• **Work request**:
Could you copy every line of the data that contains the word "ROADBLOCKS"?
─── Extracted entries ───
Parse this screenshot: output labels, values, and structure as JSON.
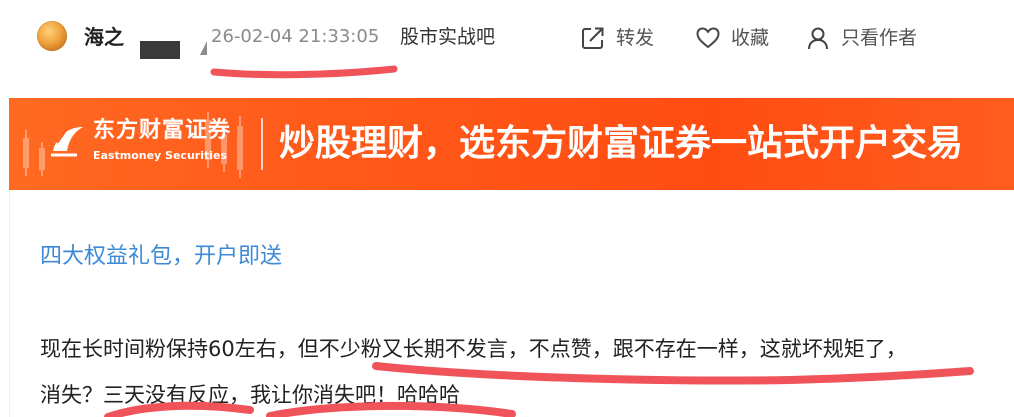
{
  "header": {
    "author_name": "海之",
    "post_time": "26-02-04 21:33:05",
    "forum_name": "股市实战吧",
    "actions": {
      "share_label": "转发",
      "favorite_label": "收藏",
      "author_only_label": "只看作者"
    }
  },
  "banner": {
    "brand_cn": "东方财富证券",
    "brand_en": "Eastmoney Securities",
    "slogan": "炒股理财，选东方财富证券一站式开户交易"
  },
  "post": {
    "promo_link": "四大权益礼包，开户即送",
    "lines": [
      "现在长时间粉保持60左右，但不少粉又长期不发言，不点赞，跟不存在一样，这就坏规矩了，",
      "消失？三天没有反应，我让你消失吧！哈哈哈"
    ]
  },
  "colors": {
    "accent_orange": "#ff5a1a",
    "link_blue": "#3d8ad6",
    "scribble_red": "#f0545a"
  },
  "icons": {
    "share": "share-icon",
    "favorite": "heart-icon",
    "author": "user-icon"
  }
}
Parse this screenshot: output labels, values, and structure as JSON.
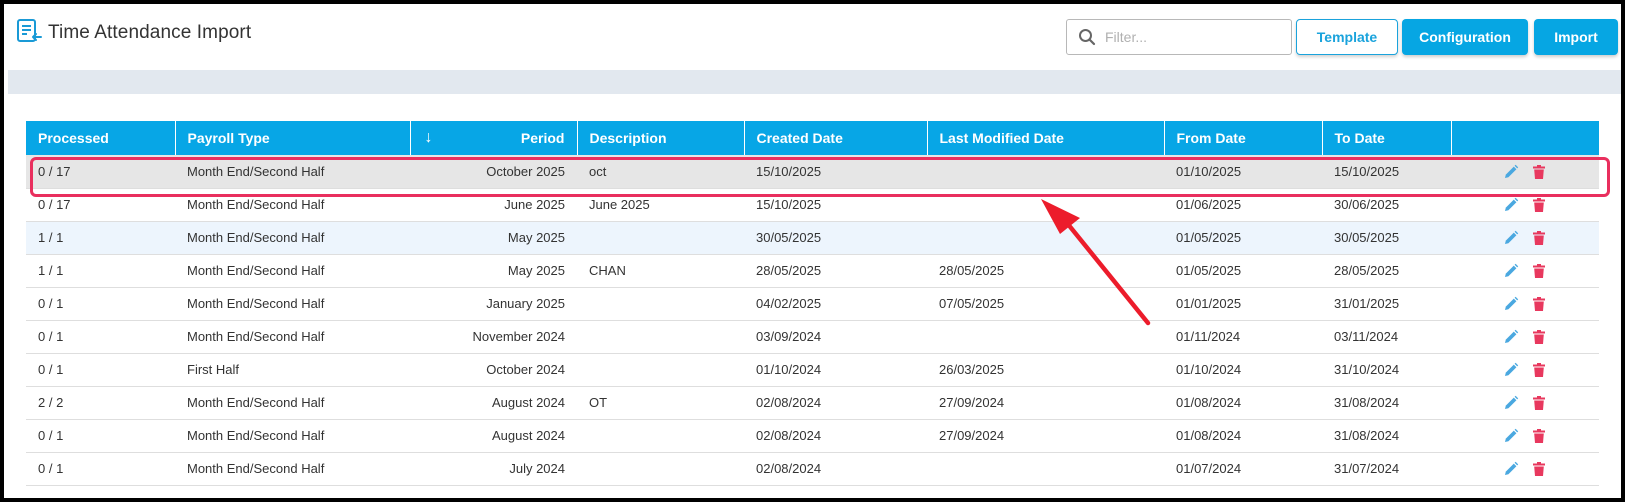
{
  "header": {
    "title": "Time Attendance Import",
    "filter_placeholder": "Filter...",
    "template_label": "Template",
    "configuration_label": "Configuration",
    "import_label": "Import"
  },
  "table": {
    "columns": [
      "Processed",
      "Payroll Type",
      "Period",
      "Description",
      "Created Date",
      "Last Modified Date",
      "From Date",
      "To Date",
      ""
    ],
    "rows": [
      {
        "processed": "0 / 17",
        "payroll_type": "Month End/Second Half",
        "period": "October 2025",
        "description": "oct",
        "created": "15/10/2025",
        "modified": "",
        "from": "01/10/2025",
        "to": "15/10/2025"
      },
      {
        "processed": "0 / 17",
        "payroll_type": "Month End/Second Half",
        "period": "June 2025",
        "description": "June 2025",
        "created": "15/10/2025",
        "modified": "",
        "from": "01/06/2025",
        "to": "30/06/2025"
      },
      {
        "processed": "1 / 1",
        "payroll_type": "Month End/Second Half",
        "period": "May 2025",
        "description": "",
        "created": "30/05/2025",
        "modified": "",
        "from": "01/05/2025",
        "to": "30/05/2025"
      },
      {
        "processed": "1 / 1",
        "payroll_type": "Month End/Second Half",
        "period": "May 2025",
        "description": "CHAN",
        "created": "28/05/2025",
        "modified": "28/05/2025",
        "from": "01/05/2025",
        "to": "28/05/2025"
      },
      {
        "processed": "0 / 1",
        "payroll_type": "Month End/Second Half",
        "period": "January 2025",
        "description": "",
        "created": "04/02/2025",
        "modified": "07/05/2025",
        "from": "01/01/2025",
        "to": "31/01/2025"
      },
      {
        "processed": "0 / 1",
        "payroll_type": "Month End/Second Half",
        "period": "November 2024",
        "description": "",
        "created": "03/09/2024",
        "modified": "",
        "from": "01/11/2024",
        "to": "03/11/2024"
      },
      {
        "processed": "0 / 1",
        "payroll_type": "First Half",
        "period": "October 2024",
        "description": "",
        "created": "01/10/2024",
        "modified": "26/03/2025",
        "from": "01/10/2024",
        "to": "31/10/2024"
      },
      {
        "processed": "2 / 2",
        "payroll_type": "Month End/Second Half",
        "period": "August 2024",
        "description": "OT",
        "created": "02/08/2024",
        "modified": "27/09/2024",
        "from": "01/08/2024",
        "to": "31/08/2024"
      },
      {
        "processed": "0 / 1",
        "payroll_type": "Month End/Second Half",
        "period": "August 2024",
        "description": "",
        "created": "02/08/2024",
        "modified": "27/09/2024",
        "from": "01/08/2024",
        "to": "31/08/2024"
      },
      {
        "processed": "0 / 1",
        "payroll_type": "Month End/Second Half",
        "period": "July 2024",
        "description": "",
        "created": "02/08/2024",
        "modified": "",
        "from": "01/07/2024",
        "to": "31/07/2024"
      }
    ]
  },
  "icons": {
    "app": "import-list-icon",
    "search": "search-icon",
    "sort": "sort-down-arrow-icon",
    "edit": "pencil-edit-icon",
    "delete": "trash-delete-icon"
  },
  "colors": {
    "accent": "#06a6e3",
    "highlight": "#e92f5e",
    "delete": "#e8385e",
    "edit": "#4aa8e0"
  }
}
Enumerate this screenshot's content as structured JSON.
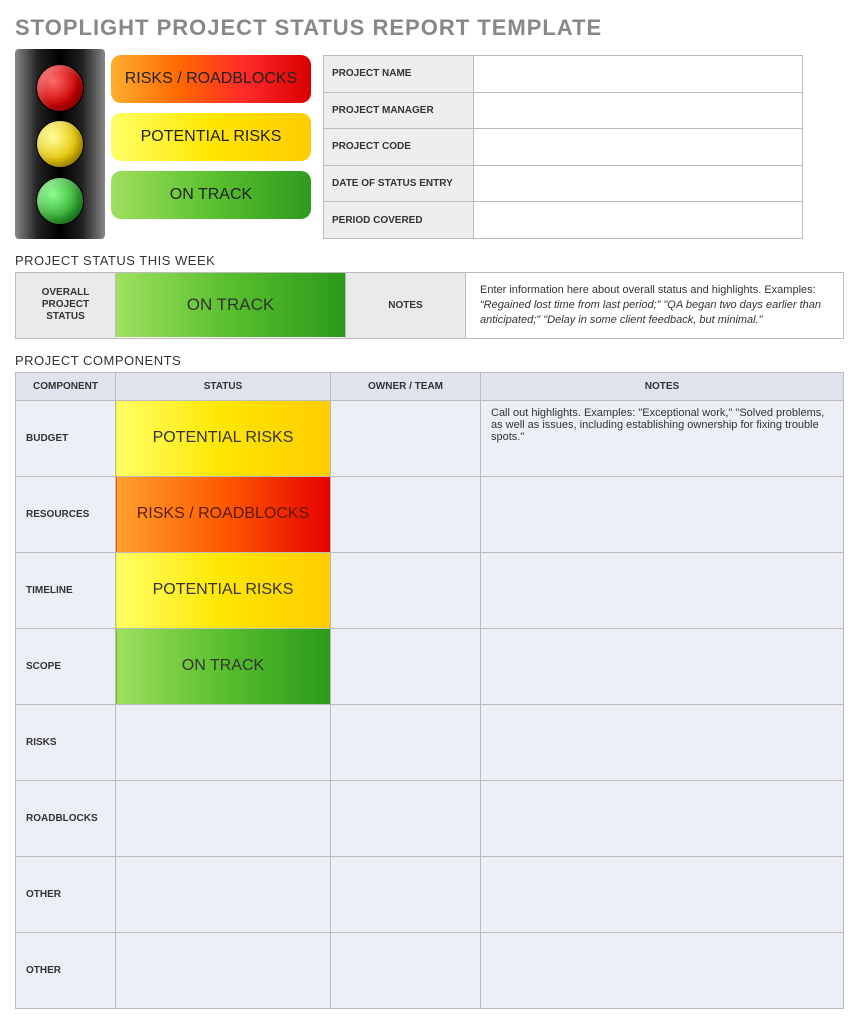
{
  "title": "STOPLIGHT PROJECT STATUS REPORT TEMPLATE",
  "legend": {
    "red": "RISKS / ROADBLOCKS",
    "yellow": "POTENTIAL RISKS",
    "green": "ON TRACK"
  },
  "meta": {
    "project_name_label": "PROJECT NAME",
    "project_name": "",
    "project_manager_label": "PROJECT MANAGER",
    "project_manager": "",
    "project_code_label": "PROJECT CODE",
    "project_code": "",
    "date_label": "DATE OF STATUS ENTRY",
    "date": "",
    "period_label": "PERIOD COVERED",
    "period": ""
  },
  "status_week": {
    "section_title": "PROJECT STATUS THIS WEEK",
    "overall_label_line1": "OVERALL",
    "overall_label_line2": "PROJECT",
    "overall_label_line3": "STATUS",
    "overall_value": "ON TRACK",
    "notes_label": "NOTES",
    "notes_intro": "Enter information here about overall status and highlights. Examples: ",
    "notes_examples": "“Regained lost time from last period;” \"QA began two days earlier than anticipated;\" \"Delay in some client feedback, but minimal.\""
  },
  "components": {
    "section_title": "PROJECT COMPONENTS",
    "headers": {
      "component": "COMPONENT",
      "status": "STATUS",
      "owner": "OWNER / TEAM",
      "notes": "NOTES"
    },
    "rows": [
      {
        "name": "BUDGET",
        "status_text": "POTENTIAL RISKS",
        "status_class": "stat-yellow",
        "owner": "",
        "notes": "Call out highlights. Examples: \"Exceptional work,\" \"Solved problems, as well as issues, including establishing ownership for fixing trouble spots.\""
      },
      {
        "name": "RESOURCES",
        "status_text": "RISKS / ROADBLOCKS",
        "status_class": "stat-red",
        "owner": "",
        "notes": ""
      },
      {
        "name": "TIMELINE",
        "status_text": "POTENTIAL RISKS",
        "status_class": "stat-yellow",
        "owner": "",
        "notes": ""
      },
      {
        "name": "SCOPE",
        "status_text": "ON TRACK",
        "status_class": "stat-green",
        "owner": "",
        "notes": ""
      },
      {
        "name": "RISKS",
        "status_text": "",
        "status_class": "",
        "owner": "",
        "notes": ""
      },
      {
        "name": "ROADBLOCKS",
        "status_text": "",
        "status_class": "",
        "owner": "",
        "notes": ""
      },
      {
        "name": "OTHER",
        "status_text": "",
        "status_class": "",
        "owner": "",
        "notes": ""
      },
      {
        "name": "OTHER",
        "status_text": "",
        "status_class": "",
        "owner": "",
        "notes": ""
      }
    ]
  }
}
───
• **Response to the exercise**:
    "red": "RISKS / ROADBLOCKS",
        "status_text": "RISKS / ROADBLOCKS",
        "name": "ROADBLOCKS",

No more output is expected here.